▸ Directions for this task
Count the lines in the records that hold the string "Code". Only the number should be given.

▸ Website and app data records
====================

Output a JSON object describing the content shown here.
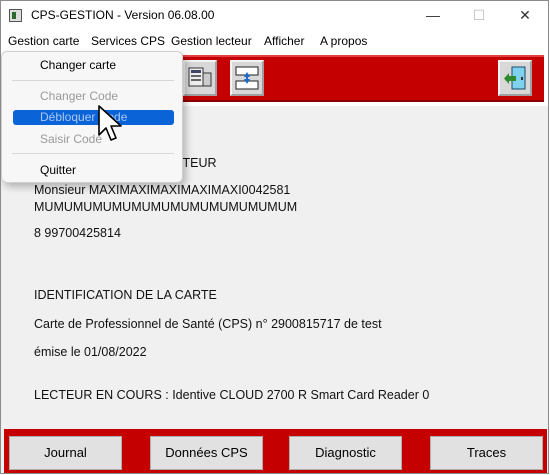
{
  "window": {
    "title": "CPS-GESTION - Version 06.08.00"
  },
  "controls": {
    "minimize": "—",
    "maximize": "☐",
    "close": "✕"
  },
  "menubar": [
    "Gestion carte",
    "Services CPS",
    "Gestion lecteur",
    "Afficher",
    "A propos"
  ],
  "dropdown": {
    "items": [
      {
        "label": "Changer carte",
        "enabled": true
      },
      {
        "label": "Changer Code",
        "enabled": false
      },
      {
        "label": "Débloquer Code",
        "enabled": false,
        "highlighted": true
      },
      {
        "label": "Saisir Code",
        "enabled": false
      },
      {
        "label": "Quitter",
        "enabled": true
      }
    ]
  },
  "toolbar": {
    "icons": [
      "card-reader-icon",
      "transfer-arrows-icon",
      "exit-door-icon"
    ]
  },
  "content": {
    "porteur_heading_fragment": "ORTEUR",
    "holder_name_line1": "Monsieur MAXIMAXIMAXIMAXIMAXI0042581",
    "holder_name_line2": "MUMUMUMUMUMUMUMUMUMUMUMUMUM",
    "holder_id": "8 99700425814",
    "card_heading": "IDENTIFICATION DE LA CARTE",
    "card_desc": "Carte de Professionnel de Santé (CPS) n° 2900815717 de test",
    "card_issue": "émise le 01/08/2022",
    "reader": "LECTEUR EN COURS : Identive CLOUD 2700 R Smart Card Reader 0"
  },
  "buttons": {
    "journal": "Journal",
    "donnees": "Données CPS",
    "diagnostic": "Diagnostic",
    "traces": "Traces"
  },
  "colors": {
    "accent_red": "#c40000",
    "highlight": "#0a64d8"
  }
}
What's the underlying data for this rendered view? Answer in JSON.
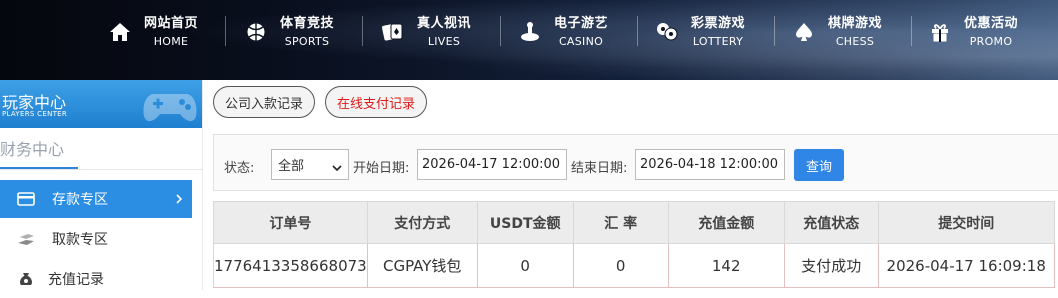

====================

▸ Solved exercise
3